This picture of a cat and man is really interesting. We don’t know who the man is and why he is holding a cat. But as we all discussed in class last week, we can guess that he is probably a single and wealthy man owning a cat. (Because he has no marriage ring in his finger. And why would he be holding a cat in his picture? The cat must be his companion. Besides, he must we rich enough to own a cat.) Here is the original photo of the Cat and Man.
Now, here is my edited version of the Cat and Man using Photoshop.
The three major tools I used to restore this picture were the burn tool, spot healing brush, and copy stamp. (My Photoshop is in Japanese. Sorry, if the name of the tool is different from the English version. I just translated and guessed the name.) I used the burn tool around the man’s face, his eyes, hair, beard, and hands, and also the fur around his cat. After darkening a few areas, I used the dodge tool to bring some highlights hoping it would make the picture look more natural. I also tried to darken some of the areas that were faded on his suites. Spot healing was very useful to take away the cracks or the white dots in the background. And I used copy stamp for larger areas that I wanted to fix, for instance, the faded area at the edge in the middle right (the little circle) in the background. Finally, I wanted to do something with frame and the oval shape around the picture. I knew where I wanted to fix but I wasn’t quite sure how I should fix it. So, I tried using the burning tool again. There must be more tricks you can do on Photoshop so that the picture will look more like the original piece.

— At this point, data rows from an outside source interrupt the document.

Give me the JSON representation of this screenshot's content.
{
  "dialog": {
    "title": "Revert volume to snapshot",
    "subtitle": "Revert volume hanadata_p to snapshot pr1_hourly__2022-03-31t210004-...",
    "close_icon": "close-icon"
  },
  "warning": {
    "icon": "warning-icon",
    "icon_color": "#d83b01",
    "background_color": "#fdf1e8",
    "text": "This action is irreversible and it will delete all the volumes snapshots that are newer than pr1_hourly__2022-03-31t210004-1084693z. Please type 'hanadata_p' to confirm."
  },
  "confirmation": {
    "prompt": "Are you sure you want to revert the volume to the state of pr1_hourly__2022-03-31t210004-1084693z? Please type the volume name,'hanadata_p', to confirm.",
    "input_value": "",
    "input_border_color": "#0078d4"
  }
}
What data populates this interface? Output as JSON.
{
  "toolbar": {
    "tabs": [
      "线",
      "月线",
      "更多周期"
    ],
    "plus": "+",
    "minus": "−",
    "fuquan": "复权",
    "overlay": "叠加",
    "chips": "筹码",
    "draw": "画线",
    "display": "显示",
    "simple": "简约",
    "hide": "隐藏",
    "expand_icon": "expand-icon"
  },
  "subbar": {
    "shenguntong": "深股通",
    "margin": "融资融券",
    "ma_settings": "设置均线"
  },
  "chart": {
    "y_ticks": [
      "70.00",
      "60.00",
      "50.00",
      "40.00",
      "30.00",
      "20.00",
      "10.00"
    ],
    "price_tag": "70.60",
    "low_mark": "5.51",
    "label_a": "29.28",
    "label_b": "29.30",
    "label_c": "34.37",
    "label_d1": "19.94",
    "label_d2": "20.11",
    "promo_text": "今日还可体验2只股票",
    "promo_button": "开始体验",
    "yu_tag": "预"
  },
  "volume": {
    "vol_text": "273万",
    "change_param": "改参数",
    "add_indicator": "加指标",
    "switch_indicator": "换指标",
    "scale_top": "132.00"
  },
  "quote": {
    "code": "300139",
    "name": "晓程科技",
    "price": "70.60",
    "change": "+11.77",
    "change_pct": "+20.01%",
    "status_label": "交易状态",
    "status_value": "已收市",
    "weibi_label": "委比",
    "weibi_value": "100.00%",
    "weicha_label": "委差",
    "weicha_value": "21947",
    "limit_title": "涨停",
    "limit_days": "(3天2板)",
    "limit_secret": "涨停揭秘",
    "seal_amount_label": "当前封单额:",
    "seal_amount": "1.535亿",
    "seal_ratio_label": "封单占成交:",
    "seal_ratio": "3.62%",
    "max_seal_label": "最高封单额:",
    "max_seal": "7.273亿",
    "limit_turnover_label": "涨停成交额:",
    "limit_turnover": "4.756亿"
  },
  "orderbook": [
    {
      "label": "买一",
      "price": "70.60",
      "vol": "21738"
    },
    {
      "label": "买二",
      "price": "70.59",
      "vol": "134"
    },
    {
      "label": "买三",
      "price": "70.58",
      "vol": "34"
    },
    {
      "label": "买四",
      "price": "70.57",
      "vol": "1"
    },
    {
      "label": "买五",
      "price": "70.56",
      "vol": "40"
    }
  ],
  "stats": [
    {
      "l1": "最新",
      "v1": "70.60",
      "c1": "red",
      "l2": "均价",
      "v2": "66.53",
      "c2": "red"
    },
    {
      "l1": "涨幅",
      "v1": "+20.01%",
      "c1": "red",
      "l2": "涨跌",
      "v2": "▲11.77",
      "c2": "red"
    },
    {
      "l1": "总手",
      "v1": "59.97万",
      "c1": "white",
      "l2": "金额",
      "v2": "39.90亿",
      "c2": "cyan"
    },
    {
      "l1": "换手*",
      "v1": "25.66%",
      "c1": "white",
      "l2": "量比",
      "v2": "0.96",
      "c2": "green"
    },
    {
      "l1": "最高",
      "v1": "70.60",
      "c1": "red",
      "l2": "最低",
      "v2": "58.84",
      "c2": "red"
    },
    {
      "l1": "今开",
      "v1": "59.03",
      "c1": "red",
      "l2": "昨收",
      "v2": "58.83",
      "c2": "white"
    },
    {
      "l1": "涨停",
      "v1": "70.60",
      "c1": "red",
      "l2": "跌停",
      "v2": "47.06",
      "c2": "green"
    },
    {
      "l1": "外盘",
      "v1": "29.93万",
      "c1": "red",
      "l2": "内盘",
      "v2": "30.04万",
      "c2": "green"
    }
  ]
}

I had been terribly absent with my blog lately because of several travelings this month. I was able to visit to many cities in the States in just only this month. That’s the fun part about studying abroad!
One of the places I visited was Baton Rouge, Louisiana. After visiting Louisiana State University, I took a bus to New Orleans and spent like 13 hours exploring the city before I headed back to the airport. And in NOLA, I found a street called “Clio.” The moment I saw this street, I couldn’t help but to take a photo thinking about this blog. And we are doing Photoshop so maybe I should try editing the picture before I show it to you all. I did it just for fun and practice. I cropped the image, straighten it, and erased the white marks on the pole, which was the hardest part in editing. Here’s the two photos (before and after) of Clio Street!
A few revisions have been made in my assignments. Here is the link: http://mikaendo.com/typeassignment.html
I would be more than happy to hear suggestions or comments to improve this webpage. While I was fixing the assignments during the break, I looked at several of my favorite websites and payed attention on how many colors they used, what fonts they used in the title/text/navigation bar/footer, and where they put the images. And I realized that I am terrible at choosing colors. I see bad combinations of colors every time when I refresh my webpage. I don’t think the color wheel in our textbook or the Photographic Palettes helped me either. So, I decided to go with the neutral colors like tan, gray, black, and a little bit of dark red as my “loud color” after doing some several experiments. How do you choose colors? Do you first choose the background color? Or decide what color to use for the title? If I use a image that has color in it, I might can pull out some colors from the picture but the image I used in my text assignment is black and white. I want to know how everyone else chooses colors.
Commented on April’s blog.